She plays Rosaline, the girlfriend of Romeo (Kyle Allen). They carry on a secret romance because her father, Adrian Capulet (Bradley Whitford), is seeking to arrange a marriage for her. His current candidate is Dario (Sean Teale), a nice, handsome gentleman she has zero interest in. The game changes when Rosaline's cousin Juliet (Isabela Merced) arrives on the scene. Romeo falls for her at first sight, an attraction that is reciprocated. Rosaline obviously doesn't take well to being dumped, so she plots to break them up. Dario eventually gets pulled into the scheme.
Of course, you more or less know what's going to happen. Romeo and Juliet is a famous story that can't be significantly tinkered with, and anytime you have opposite-sex characters like Rosaline and Dario bickering, it's only a matter of time before that sexual tension turns into love. The movie leans into its predictability by cleverly weaving famous elements from Shakespeare's tale with Rosaline's story. The finale, in particular, does this, putting an amusing spin on the lovers' famous fates.

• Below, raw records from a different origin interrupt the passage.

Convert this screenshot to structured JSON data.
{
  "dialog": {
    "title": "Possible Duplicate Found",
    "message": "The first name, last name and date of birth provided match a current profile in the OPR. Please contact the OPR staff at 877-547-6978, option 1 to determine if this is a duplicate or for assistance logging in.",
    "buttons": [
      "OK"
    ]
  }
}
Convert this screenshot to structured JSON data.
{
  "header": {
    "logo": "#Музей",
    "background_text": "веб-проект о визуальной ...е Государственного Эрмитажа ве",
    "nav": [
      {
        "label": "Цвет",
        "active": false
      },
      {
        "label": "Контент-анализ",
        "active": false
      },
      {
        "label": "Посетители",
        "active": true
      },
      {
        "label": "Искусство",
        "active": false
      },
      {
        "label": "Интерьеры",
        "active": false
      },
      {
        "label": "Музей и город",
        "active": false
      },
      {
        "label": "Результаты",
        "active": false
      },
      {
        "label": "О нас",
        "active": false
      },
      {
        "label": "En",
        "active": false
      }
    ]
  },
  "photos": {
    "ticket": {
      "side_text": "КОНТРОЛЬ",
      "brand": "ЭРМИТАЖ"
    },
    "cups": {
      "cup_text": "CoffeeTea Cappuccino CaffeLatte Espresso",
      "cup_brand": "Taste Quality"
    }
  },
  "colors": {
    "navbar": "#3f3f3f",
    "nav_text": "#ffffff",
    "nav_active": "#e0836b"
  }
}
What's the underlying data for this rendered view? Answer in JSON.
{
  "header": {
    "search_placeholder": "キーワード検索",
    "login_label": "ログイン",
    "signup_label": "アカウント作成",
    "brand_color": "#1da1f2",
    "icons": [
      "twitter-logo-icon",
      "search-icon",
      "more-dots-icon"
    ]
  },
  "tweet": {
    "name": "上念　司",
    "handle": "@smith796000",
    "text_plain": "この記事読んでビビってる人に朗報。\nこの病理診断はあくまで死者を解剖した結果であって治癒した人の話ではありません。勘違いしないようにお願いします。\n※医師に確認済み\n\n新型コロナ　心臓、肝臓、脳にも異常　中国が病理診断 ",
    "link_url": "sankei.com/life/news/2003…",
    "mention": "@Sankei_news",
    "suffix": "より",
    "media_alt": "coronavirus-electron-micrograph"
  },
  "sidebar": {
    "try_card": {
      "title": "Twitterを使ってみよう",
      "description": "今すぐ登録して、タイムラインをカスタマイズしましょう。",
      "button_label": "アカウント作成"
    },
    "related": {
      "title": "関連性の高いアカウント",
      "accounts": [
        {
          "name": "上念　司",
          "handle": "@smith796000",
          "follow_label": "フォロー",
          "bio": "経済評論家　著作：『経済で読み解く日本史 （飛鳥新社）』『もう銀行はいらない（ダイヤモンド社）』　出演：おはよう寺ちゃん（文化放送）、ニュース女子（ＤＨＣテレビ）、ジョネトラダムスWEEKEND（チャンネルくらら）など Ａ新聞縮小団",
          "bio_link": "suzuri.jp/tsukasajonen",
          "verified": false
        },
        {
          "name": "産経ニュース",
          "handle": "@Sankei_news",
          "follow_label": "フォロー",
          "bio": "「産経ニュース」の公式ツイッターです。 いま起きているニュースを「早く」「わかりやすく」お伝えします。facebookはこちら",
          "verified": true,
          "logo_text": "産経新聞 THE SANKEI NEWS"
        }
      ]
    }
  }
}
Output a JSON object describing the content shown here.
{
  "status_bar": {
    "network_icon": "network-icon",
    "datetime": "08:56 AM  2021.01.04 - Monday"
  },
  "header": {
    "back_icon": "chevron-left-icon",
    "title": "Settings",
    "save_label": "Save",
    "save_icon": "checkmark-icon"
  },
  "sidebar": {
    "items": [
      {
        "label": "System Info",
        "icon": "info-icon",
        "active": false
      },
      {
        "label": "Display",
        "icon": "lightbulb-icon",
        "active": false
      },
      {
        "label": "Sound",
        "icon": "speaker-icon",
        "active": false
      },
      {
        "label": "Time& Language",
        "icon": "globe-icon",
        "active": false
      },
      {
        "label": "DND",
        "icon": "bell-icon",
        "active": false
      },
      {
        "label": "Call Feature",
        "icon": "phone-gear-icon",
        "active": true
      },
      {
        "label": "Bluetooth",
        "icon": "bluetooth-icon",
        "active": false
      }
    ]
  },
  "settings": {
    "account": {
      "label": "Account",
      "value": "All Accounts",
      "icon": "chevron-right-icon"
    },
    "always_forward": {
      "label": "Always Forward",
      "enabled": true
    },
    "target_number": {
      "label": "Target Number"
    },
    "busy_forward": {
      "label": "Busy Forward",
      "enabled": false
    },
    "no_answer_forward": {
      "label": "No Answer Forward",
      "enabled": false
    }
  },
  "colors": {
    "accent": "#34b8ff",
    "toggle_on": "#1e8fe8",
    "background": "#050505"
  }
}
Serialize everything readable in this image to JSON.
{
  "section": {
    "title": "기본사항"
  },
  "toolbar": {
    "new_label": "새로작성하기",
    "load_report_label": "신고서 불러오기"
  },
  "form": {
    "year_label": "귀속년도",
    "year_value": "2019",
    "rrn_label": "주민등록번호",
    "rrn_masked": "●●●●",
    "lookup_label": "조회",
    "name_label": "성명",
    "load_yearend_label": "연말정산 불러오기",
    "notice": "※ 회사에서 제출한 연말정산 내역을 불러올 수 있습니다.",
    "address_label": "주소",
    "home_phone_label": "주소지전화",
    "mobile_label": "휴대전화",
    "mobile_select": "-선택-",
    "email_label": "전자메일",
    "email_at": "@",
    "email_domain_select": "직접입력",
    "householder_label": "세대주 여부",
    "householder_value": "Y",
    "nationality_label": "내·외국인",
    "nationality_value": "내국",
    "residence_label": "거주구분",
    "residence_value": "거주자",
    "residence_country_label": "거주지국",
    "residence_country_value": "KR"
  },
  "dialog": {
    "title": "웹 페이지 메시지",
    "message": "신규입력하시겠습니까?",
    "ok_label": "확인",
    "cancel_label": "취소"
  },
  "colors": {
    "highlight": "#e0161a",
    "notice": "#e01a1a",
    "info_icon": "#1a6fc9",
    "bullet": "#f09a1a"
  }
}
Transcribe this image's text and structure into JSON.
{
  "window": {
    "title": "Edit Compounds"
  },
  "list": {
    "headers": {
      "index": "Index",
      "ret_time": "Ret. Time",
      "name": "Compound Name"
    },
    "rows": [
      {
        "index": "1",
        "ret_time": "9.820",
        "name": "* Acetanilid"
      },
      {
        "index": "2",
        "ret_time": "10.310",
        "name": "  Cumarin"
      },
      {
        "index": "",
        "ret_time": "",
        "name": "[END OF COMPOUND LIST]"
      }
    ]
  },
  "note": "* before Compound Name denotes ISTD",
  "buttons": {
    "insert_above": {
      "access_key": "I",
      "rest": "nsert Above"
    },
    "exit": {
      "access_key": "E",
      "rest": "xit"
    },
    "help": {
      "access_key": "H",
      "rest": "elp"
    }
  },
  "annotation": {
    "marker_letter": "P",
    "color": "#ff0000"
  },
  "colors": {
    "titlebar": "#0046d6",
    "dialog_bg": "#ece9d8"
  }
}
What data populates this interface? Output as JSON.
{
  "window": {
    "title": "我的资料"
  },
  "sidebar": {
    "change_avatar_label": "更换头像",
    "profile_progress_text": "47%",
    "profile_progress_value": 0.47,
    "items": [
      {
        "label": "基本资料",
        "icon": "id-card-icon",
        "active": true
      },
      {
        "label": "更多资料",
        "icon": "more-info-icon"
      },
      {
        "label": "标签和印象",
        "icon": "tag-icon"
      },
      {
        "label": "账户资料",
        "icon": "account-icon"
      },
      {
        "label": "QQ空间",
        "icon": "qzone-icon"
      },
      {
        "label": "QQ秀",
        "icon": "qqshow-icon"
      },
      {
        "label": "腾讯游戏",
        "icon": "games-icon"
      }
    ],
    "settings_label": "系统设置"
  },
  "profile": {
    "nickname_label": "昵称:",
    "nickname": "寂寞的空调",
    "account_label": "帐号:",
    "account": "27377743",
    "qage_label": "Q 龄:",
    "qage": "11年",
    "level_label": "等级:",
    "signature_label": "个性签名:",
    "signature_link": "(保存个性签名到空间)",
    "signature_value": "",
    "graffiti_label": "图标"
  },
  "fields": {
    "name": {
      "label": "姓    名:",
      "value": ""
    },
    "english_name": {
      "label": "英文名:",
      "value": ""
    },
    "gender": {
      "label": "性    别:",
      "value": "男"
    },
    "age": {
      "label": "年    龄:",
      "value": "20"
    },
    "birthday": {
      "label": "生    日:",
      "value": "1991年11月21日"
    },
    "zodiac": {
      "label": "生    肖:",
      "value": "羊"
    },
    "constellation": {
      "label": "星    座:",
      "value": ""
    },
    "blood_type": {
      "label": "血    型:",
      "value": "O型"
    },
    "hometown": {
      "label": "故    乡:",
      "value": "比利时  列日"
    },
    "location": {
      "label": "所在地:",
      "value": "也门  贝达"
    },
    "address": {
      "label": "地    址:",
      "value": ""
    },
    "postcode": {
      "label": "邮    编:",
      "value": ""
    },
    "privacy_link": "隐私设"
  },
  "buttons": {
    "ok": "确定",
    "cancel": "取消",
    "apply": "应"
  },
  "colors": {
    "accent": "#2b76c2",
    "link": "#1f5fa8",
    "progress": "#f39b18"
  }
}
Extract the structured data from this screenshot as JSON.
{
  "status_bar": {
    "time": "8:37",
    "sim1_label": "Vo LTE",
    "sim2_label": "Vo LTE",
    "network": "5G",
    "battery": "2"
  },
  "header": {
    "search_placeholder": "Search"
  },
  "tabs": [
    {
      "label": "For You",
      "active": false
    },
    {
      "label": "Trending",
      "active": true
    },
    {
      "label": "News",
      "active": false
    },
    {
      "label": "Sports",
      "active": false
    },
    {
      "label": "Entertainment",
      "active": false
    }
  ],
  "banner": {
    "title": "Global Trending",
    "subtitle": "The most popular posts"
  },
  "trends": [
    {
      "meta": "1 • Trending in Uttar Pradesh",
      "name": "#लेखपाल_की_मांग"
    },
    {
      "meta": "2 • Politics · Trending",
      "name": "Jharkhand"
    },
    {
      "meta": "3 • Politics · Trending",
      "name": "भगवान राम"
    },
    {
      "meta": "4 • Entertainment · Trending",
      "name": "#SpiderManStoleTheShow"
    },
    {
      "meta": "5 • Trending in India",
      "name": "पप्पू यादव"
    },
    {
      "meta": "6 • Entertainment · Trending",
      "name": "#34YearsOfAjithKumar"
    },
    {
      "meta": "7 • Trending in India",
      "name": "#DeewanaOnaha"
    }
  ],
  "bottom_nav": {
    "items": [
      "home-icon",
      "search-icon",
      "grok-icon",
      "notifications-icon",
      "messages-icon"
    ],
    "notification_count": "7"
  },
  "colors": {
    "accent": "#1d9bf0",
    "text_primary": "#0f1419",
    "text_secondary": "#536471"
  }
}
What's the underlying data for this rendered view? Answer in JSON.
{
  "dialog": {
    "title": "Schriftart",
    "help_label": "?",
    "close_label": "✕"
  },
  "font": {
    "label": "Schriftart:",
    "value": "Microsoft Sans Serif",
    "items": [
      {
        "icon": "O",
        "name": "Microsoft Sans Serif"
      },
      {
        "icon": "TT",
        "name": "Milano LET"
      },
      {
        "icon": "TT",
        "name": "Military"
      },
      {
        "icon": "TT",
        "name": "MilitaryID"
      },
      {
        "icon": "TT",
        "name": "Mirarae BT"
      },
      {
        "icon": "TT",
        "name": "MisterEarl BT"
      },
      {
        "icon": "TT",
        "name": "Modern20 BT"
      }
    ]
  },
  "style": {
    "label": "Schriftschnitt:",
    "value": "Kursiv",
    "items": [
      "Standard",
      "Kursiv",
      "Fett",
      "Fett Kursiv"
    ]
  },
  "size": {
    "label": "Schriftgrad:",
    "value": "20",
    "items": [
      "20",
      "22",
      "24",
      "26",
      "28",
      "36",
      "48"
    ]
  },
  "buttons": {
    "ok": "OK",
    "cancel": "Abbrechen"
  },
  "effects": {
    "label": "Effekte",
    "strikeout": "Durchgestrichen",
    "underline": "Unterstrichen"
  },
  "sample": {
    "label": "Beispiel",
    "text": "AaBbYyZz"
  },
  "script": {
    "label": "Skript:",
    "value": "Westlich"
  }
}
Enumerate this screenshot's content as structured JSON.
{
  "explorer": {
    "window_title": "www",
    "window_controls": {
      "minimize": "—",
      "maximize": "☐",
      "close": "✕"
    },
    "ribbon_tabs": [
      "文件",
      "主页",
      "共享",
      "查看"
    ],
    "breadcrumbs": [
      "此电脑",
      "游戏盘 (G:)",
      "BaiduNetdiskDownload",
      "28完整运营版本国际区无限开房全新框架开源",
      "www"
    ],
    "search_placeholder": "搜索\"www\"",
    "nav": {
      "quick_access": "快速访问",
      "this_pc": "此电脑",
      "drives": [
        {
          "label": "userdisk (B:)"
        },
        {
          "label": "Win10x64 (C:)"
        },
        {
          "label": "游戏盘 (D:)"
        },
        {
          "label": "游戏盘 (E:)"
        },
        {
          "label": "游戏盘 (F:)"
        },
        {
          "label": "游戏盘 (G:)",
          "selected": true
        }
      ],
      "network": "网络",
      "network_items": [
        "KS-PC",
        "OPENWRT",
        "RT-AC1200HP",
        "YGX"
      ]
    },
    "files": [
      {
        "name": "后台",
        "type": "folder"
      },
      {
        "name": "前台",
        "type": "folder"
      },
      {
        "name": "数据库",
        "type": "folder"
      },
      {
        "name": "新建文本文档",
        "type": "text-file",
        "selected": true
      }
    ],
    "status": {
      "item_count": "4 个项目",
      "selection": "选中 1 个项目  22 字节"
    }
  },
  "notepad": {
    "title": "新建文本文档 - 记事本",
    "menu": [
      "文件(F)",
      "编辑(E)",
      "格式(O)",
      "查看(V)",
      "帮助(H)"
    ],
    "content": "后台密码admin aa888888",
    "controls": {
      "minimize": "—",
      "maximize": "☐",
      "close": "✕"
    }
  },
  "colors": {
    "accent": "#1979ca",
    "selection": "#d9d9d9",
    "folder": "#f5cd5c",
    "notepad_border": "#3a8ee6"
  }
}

Elsewhere, the characters have very contemporary personalities, speaking in modern vernacular. (Rosaline at one point turns to Dario in anger and says, “Blow me!”) Incongruous use of pop songs like Roxette's “It Must Have Been Love” further the film's self-aware fantasy.
At the center is Kaitlyn Dever, who makes Rosaline charming even when she's behaving detestably. The star hits every joke perfectly, tosses off hilarious facial expressions when frustrated or annoyed, and makes sure never to lose the powerful emotions inside this young woman. There isn't a false note in her entire performance. Dever is so winning that she immediately draws us in to the story, guaranteeing that Rosaline will hit the bullseye with the target teen-girl audience, yet still hold substantial appeal for viewers outside that demographic.
Most of Rosaline's supporting players are a little underdeveloped, and you won't find a ton of depth in the plot. The picture is simply meant to be enjoyable fluff. It works on that level. The Romeo and Juliet tie-ins are funny, and Kaitlyn Dever ensures that Rosaline's dilemma comes alive. She picks up the whole movie and carries it like a pro.
out of four
Rosaline is rated PG-13 for some suggestive material and brief strong language. The running time is 1 hour and 37 minutes.